Monday, September 07, 2009


Someone should sue Libya?

Someone should sue the British and American security services for the acts of terrorism they have carried out?

1. In the United States, in November 1982, five men were acquitted of smuggling arms to the IRA after they revealed that the CIA had approved the shipment [80]

The Armalite AR-18, obtained by the IRA from the United States

2. A man who had been in Britain's Special Air Services carried out the 8th March 1985 bombing in Beirut that killed 80 innocent men, women and children, according to James Rusbridger, in his book The Intelligence Game.

(Ex-SAS man planted bomb that killed 80 men, women and children.)

The ex-SAS man was "more than likely recruited via KMS", a front company, controlled directly by MI6.

It was at that time being run by an ex-SAS Officer called David Walker, and was registered in the British Channel Island of Jersey.

Both David Walker, and KMS "were also linked to Colonel Oliver North, and terrorist operations in Nicaragua."

(Sean Copland Dot Com - Spies - CIA Commit Terrorist Atrocity)

3. The Bologna massacre was a terrorist bombing at the Central Station in Bologna, Italy, on the morning of 2 August 1980.

The bombs killed 85 people and wounded more than 200.

According to the Italian Senate, after its investigation of the Bologna massacre in 2000, the bombers were "men inside Italian state institutions and ... men linked to the structures of United States intelligence."

The Italian government tried to have four of the bombers extradited from Britain.

Britain would not hand them over.

The four lived openly in London.

( NATO’s Hidden Terrorism / NATO'S SECRET ARMIES: Operation Gladio & Terrorism in W. Europe ...)

4. In Belgium, in 1985, a secret army, linked to the CIA and NATO, shot randomly at shoppers in supermarkets.

28 people were killed.

( NATO’s Hidden Terrorism / NATO'S SECRET ARMIES: Operation Gladio & Terrorism in W. Europe ...)

5. In Northern Ireland the UK government wanted the Nationalists to be destroyed by violence.

According to a 28 January 2007 article by Neil Mackay in the Sunday Herald, Britain created Ulster's murder gangs.

(Murder gangs 'run by British military intelligence...):

British military intelligency created murder gangs (death squads) in Northern Ireland, part of the United Kingdom.

Reportedly, military intelligence removed the police and army from the areas in which the gangs were operating, to allow the gangs to carry out their murders and escape.

According to the Herald, an agent called JB claims he carried out around 50 operations approved by the Military Reconnaissance Force (MRF), the British army unit which ran agents in Northern Ireland.

According to the Herald, JB claims military intelligence instructed 'loyalists' to plant explosives; reportedly, one result was the bomb in McGurk's Bar in Belfast in 1971; this killed 15 men, women and children.

Reportedly, the day before Bloody Sunday, JB was at a training session at Palace Barracks, where he was told by a major: 'We are hoping to provoke a confrontation with the IRA in Derry...'

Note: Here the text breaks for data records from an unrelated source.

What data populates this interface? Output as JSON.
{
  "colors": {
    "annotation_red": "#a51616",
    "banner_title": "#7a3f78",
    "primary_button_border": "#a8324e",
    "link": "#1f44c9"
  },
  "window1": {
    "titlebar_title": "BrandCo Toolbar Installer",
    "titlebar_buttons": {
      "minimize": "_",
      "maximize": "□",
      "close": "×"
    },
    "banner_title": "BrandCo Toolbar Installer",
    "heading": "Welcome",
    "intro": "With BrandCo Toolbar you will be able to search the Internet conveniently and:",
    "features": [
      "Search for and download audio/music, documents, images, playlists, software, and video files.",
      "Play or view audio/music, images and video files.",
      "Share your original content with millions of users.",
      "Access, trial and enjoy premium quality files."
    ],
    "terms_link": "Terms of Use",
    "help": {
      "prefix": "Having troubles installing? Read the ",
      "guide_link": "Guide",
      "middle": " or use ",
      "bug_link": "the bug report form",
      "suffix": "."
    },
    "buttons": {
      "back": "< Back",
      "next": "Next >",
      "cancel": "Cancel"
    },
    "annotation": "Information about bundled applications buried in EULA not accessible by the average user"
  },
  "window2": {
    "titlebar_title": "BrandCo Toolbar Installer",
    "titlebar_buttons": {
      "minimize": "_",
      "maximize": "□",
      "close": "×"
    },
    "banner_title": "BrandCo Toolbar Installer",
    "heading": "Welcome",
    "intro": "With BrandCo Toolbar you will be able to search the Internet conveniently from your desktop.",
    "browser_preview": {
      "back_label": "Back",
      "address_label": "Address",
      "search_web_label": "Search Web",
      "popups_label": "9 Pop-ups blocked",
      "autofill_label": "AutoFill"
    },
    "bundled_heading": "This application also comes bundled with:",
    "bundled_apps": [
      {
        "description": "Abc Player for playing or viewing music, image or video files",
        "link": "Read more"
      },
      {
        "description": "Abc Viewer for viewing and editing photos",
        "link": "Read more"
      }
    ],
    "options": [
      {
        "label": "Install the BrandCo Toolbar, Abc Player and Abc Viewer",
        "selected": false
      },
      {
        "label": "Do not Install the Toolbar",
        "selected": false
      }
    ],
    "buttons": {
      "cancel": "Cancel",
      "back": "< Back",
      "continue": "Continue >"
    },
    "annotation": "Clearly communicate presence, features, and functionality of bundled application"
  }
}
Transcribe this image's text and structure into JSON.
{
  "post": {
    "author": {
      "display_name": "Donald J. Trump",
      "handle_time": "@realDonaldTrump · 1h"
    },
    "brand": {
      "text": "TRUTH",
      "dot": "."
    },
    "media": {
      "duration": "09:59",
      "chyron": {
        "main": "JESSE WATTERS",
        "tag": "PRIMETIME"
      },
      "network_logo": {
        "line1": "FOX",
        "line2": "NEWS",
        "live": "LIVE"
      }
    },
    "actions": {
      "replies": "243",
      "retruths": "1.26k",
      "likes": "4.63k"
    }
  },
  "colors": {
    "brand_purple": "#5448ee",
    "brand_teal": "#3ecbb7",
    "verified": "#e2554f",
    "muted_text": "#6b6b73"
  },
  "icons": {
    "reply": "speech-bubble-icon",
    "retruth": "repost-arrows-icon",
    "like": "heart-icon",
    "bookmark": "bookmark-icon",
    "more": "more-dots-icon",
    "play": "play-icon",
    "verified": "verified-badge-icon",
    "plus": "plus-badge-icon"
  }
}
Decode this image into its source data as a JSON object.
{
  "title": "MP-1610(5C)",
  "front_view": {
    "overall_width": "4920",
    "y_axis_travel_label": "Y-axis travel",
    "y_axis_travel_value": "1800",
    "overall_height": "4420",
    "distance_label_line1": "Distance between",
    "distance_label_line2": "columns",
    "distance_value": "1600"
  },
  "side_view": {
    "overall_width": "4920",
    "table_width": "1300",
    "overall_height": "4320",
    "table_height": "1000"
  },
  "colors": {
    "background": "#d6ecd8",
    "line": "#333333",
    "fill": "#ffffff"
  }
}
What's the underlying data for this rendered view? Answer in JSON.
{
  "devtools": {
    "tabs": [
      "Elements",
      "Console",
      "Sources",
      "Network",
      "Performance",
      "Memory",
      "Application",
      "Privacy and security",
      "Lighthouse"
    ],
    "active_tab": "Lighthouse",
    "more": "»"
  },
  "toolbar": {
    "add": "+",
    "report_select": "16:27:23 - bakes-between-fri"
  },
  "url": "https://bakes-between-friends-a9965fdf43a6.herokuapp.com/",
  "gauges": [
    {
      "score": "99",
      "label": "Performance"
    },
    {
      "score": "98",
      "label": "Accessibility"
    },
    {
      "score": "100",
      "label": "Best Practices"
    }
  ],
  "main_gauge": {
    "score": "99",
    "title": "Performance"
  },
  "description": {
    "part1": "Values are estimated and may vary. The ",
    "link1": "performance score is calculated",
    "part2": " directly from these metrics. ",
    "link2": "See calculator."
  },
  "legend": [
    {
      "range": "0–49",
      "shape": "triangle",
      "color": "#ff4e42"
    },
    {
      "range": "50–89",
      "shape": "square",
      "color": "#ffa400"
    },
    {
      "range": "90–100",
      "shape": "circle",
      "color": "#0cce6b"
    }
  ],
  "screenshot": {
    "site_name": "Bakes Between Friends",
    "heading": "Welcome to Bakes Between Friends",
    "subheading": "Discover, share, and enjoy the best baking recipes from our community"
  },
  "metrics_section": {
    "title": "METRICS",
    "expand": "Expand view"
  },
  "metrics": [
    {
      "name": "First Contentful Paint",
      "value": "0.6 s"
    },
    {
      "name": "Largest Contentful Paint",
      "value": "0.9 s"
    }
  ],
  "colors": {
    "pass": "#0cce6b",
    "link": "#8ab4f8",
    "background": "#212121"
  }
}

JB referred to a number of atrocities sponsored by the British army's MRF. These included:

1. the shooting of three members of the Miami Showband, a popular Irish group, in 1975.

2. the Dublin and Monaghan bombings of 1974, which killed 33 people.

3. the murder of a taxi driver, an eight-year-old girl, various men walking alone in Catholic areas and a Catholic woman in a bomb blast at public toilets in Lurgan.

6. In the book 'The Committee - Political Assassination In Northern Ireland', Sean McPhilemy wrote:

"In 1991, I obtained evidence that the Royal Ulster Constabulary [RUC], the British Government's police force in Northern Ireland, was secretly running 'death squads.'

"Senior RUC officers were helping a then unknown terrorist organisation - 'the Committee' - to assassinate Republicans, Nationalists and innocent Catholics in an effort to block any moves towards a united Ireland.

"These revelations were contained in a documentary, shown on British television, in which an anonymous member of this Committee testified publicly about the murder conspiracy.

"He admitted that his Committee, which was composed of fifty to sixty people drawn exclusively from the Ulster Protestant community, was using two professional assassins, known as 'The Jackal' and 'King Rat,' to kill those deemed to be 'enemies of Ulster.'

"The two assassins, he said, were routinely guided to their targets by the police. And that, he boasted, was the reason why these murders would forever remain officially 'unsolved."'

Classic State Terrorism



No comments:

Site Meter